Which one would you rather bid on? My first reaction is “What’s wrong with the one that no one bid on? Is there something I missed?”
This is flawed logic, but I still have that sense that there’s “something wrong” with #1 that I missed. But the sellers for #1 and #2 both wanted $2000 minimum, #1 set up the minimum bid as $2000, and #2 set the minimum bid at $200 and the reserve as $2000.
I’ve seen this happen several times when looking at very expensive speakers on e-bay. I’ve put together this theory based on my own instincts (which I know are flawed), and the fact that it isn’t uncommon to see concurrent auctions on the same equipment end very similarly to items #1 and #2. I think it plays on people’s sense of safety in numbers – “20 people already bid on it, it has to be good!”
glilly, there are other factors to be considered, esp. in the category you specified. I also watch the speaker market on eBay (although only certain brands), and have noticed that due to the expense of shipping something so large, a speaker system being sold near a major metropolitan area will usually fetch more than an equivalent item in southern North Dakota. Also, don’t forget about the wording of the auction, the quality (or lack thereof) of accompanying photographs, and lastly, the seller’s feedback and length of time on eBay.

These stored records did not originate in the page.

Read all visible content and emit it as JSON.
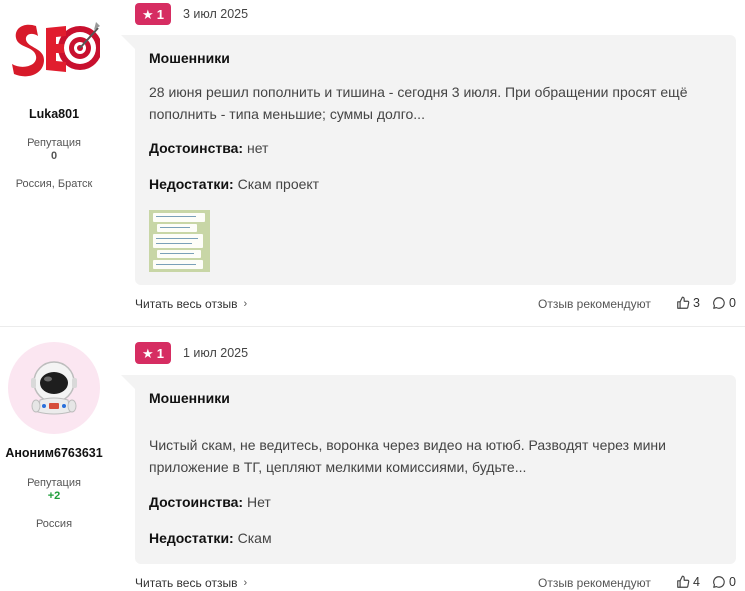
{
  "reviews": [
    {
      "author": {
        "name": "Luka801",
        "reputation_label": "Репутация",
        "reputation_value": "0",
        "location": "Россия, Братск",
        "avatar_icon": "seo-logo-icon"
      },
      "rating": "1",
      "date": "3 июл 2025",
      "title": "Мошенники",
      "text": "28 июня решил пополнить и тишина - сегодня 3 июля. При обращении просят ещё пополнить - типа меньшие; суммы долго...",
      "pros_label": "Достоинства:",
      "pros_value": "нет",
      "cons_label": "Недостатки:",
      "cons_value": "Скам проект",
      "has_attachment": true,
      "read_more": "Читать весь отзыв",
      "recommend_label": "Отзыв рекомендуют",
      "likes": "3",
      "comments": "0"
    },
    {
      "author": {
        "name": "Аноним6763631",
        "reputation_label": "Репутация",
        "reputation_value": "+2",
        "location": "Россия",
        "avatar_icon": "astronaut-icon"
      },
      "rating": "1",
      "date": "1 июл 2025",
      "title": "Мошенники",
      "text": "Чистый скам, не ведитесь, воронка через видео на ютюб. Разводят через мини приложение в ТГ, цепляют мелкими комиссиями, будьте...",
      "pros_label": "Достоинства:",
      "pros_value": "Нет",
      "cons_label": "Недостатки:",
      "cons_value": "Скам",
      "has_attachment": false,
      "read_more": "Читать весь отзыв",
      "recommend_label": "Отзыв рекомендуют",
      "likes": "4",
      "comments": "0"
    }
  ],
  "colors": {
    "badge": "#d62d62",
    "card_bg": "#f3f3f3",
    "positive_rep": "#1f9d3a"
  }
}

I typically go against the grain; all other things being equal, I’d be more likely to bid on the item with no bids. There’s rarely any reason to assume that all the other bidders have information that I don’t.
I’m quite aware that there are other factors. However, those that you listed are immaterial to the OP’s question. That’s why I said that of two items, they seem to be somewhat equivalent. What that is supposed to mean is “all else being equal,” but didn’t use that phrase because someone would come along to nitpick that no two auctions are the same.

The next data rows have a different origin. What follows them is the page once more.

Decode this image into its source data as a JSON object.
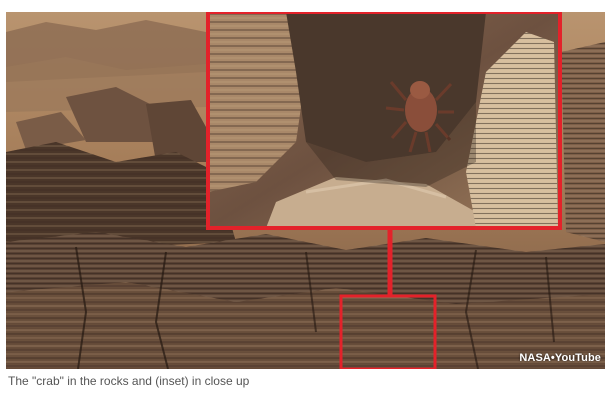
{
  "image": {
    "subject": "rock-formations-photo",
    "inset_frame_color": "#e3222a",
    "sky_tone": "#b8906c",
    "rock_dark": "#3d2c22",
    "rock_light": "#c9a581"
  },
  "credit": {
    "text": "NASA•YouTube"
  },
  "caption": {
    "text": "The \"crab\" in the rocks and (inset) in close up"
  }
}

I’m sure you’re logical enough to ignore the herd mentality that carries many auctions. However, that is also immaterial to the OP’s question. Though you know to avoid the “everyone else is bidding for it” mentality, it seems as though you are in the minority on e-bay.
Haven’t you seen auctions end they way I set it up in my scenario? I’ve seen it many times (especially with Martin Logan speakers). If you look at any invidividual auction with this outcome, who knows why one sold and the other didn’t get a single bid?
However, I’ve seen it enough times to identify the trend that high dollar items that start with low minimum bids are more likely to succeed than similar items that start with very high minimum bids, which often end bidless.
If this is true, it would be better to start with a low minimum. If you wanted to guarentee a price, you could use a reserve. This is a reason someone would use reserves.
I noticed this while researching prices before selling my Martin Logans. Several ML auctions came and went without a single bid. In every case, the opening minimum bid was high (even though it was lower than the final bid of equivalent speakers).
A side note: auctions in which the shipping costs are stated in dollar terms seem to be more successful than ones that just say that “buyer will pay all shipping costs.”